I would just change them about every two hours, and I never had any issues.
Eighty percent of women use tampons now? Forget that crap.
Today, Tierno estimates that 80 percent of U.S. women of menstruating age use tampons. But as Keighley notes, it’s a mistake to assume consumer habits are the same everywhere. For example: Outside North America, digital tampons have outsold applicator tampons for decades. “If you interview women in Europe and ask why they like digital tampons, they’ll tell you about [environmental] concerns. They’ll also tell you that it’s a hygienic concern—that they don’t trust the applicator being inserted inside their bodies,” Keighley says. Conversely, tampon users in the U.S., who largely prefer applicators, “will tell you it’s a hygienic thing—they don’t want to gunk up their fingers,” he explains. “Consumers develop very strong opinions on usage habits—polar opposites, for the same reason.”

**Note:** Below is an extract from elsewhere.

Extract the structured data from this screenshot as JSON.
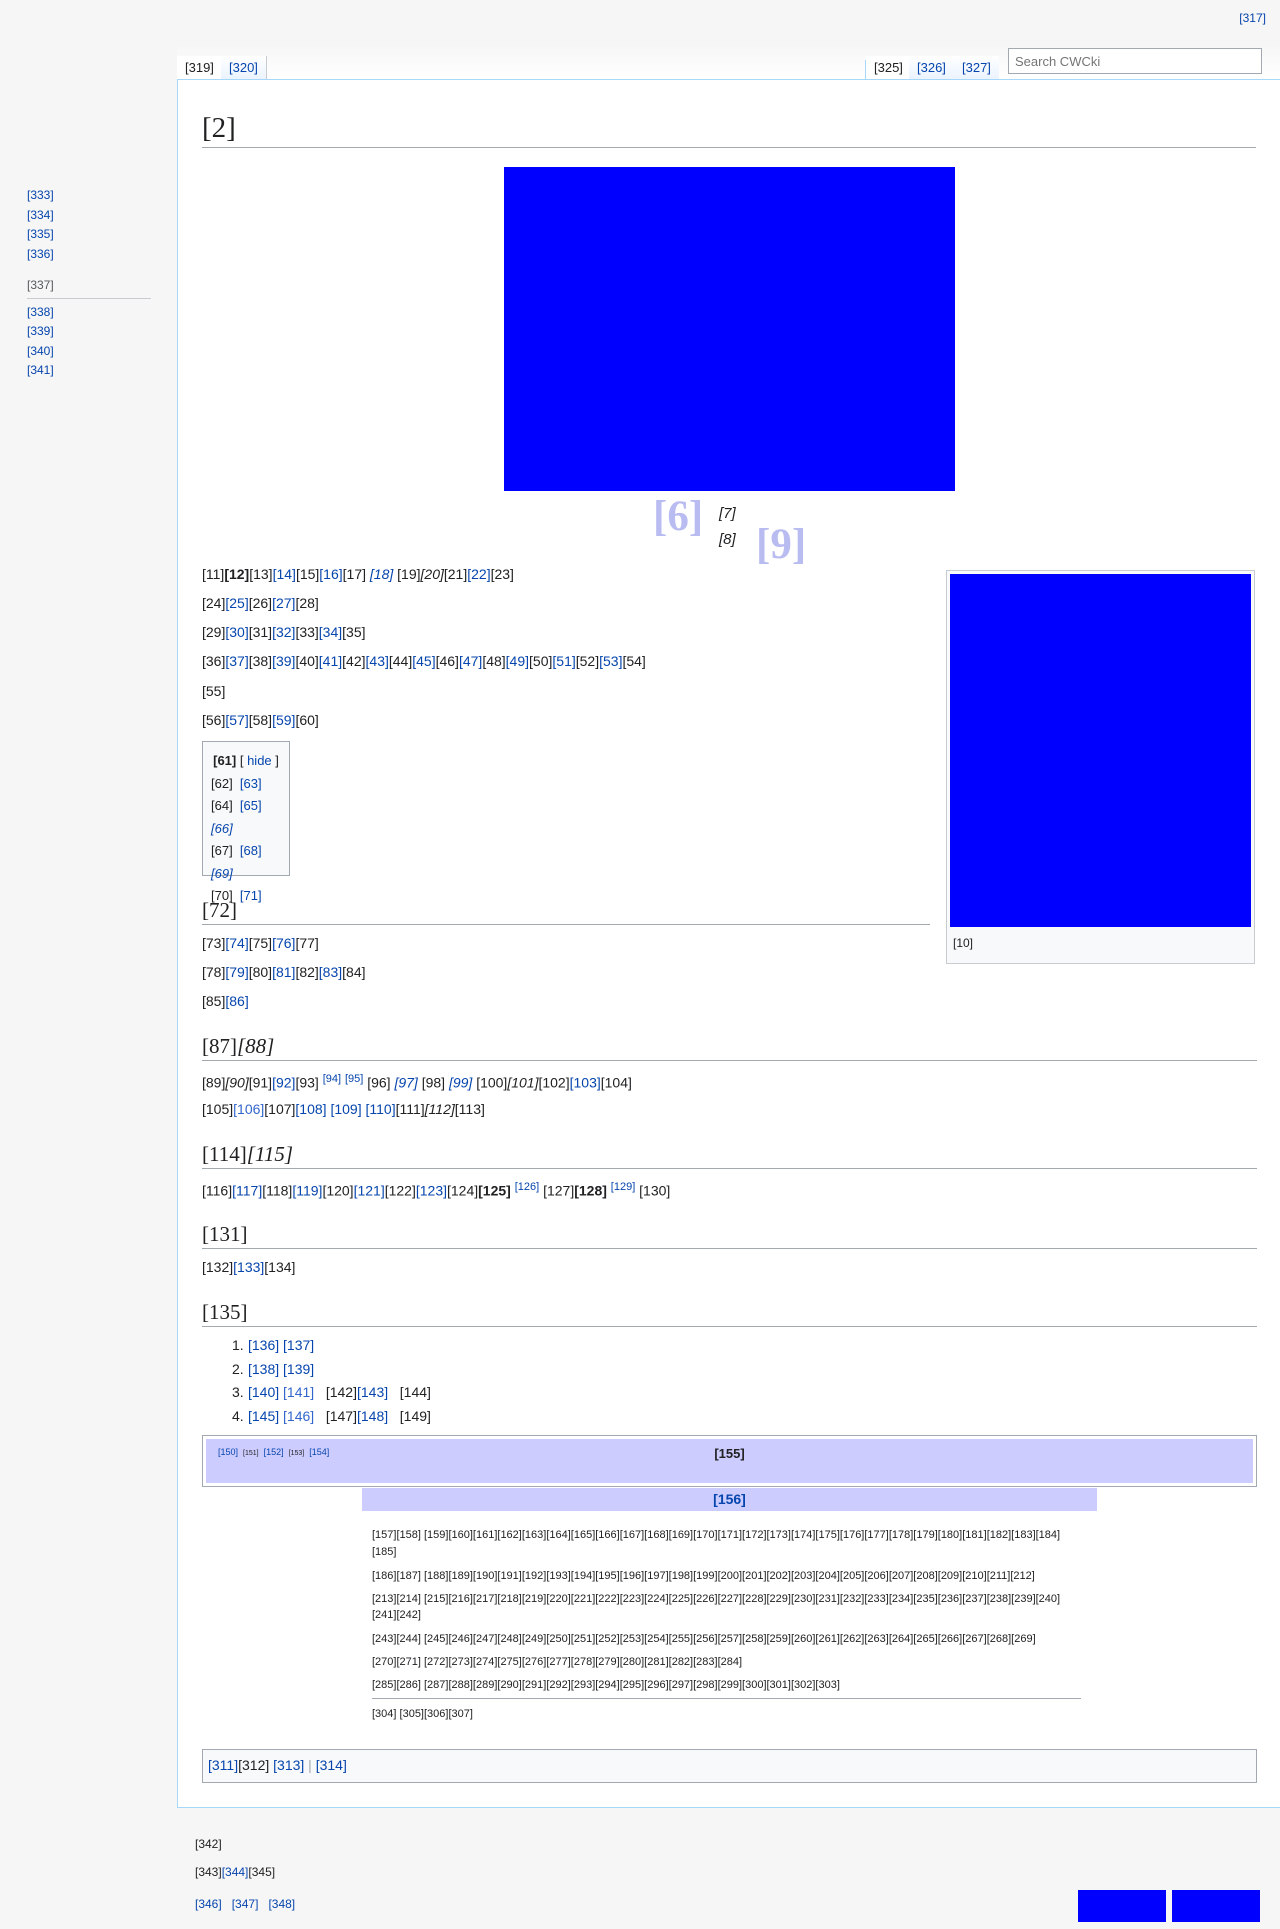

There is no way there can be a "safe" tampon. You have to change them regularly, at least as often as pads, and of course they are potentially far more dangerous than pads.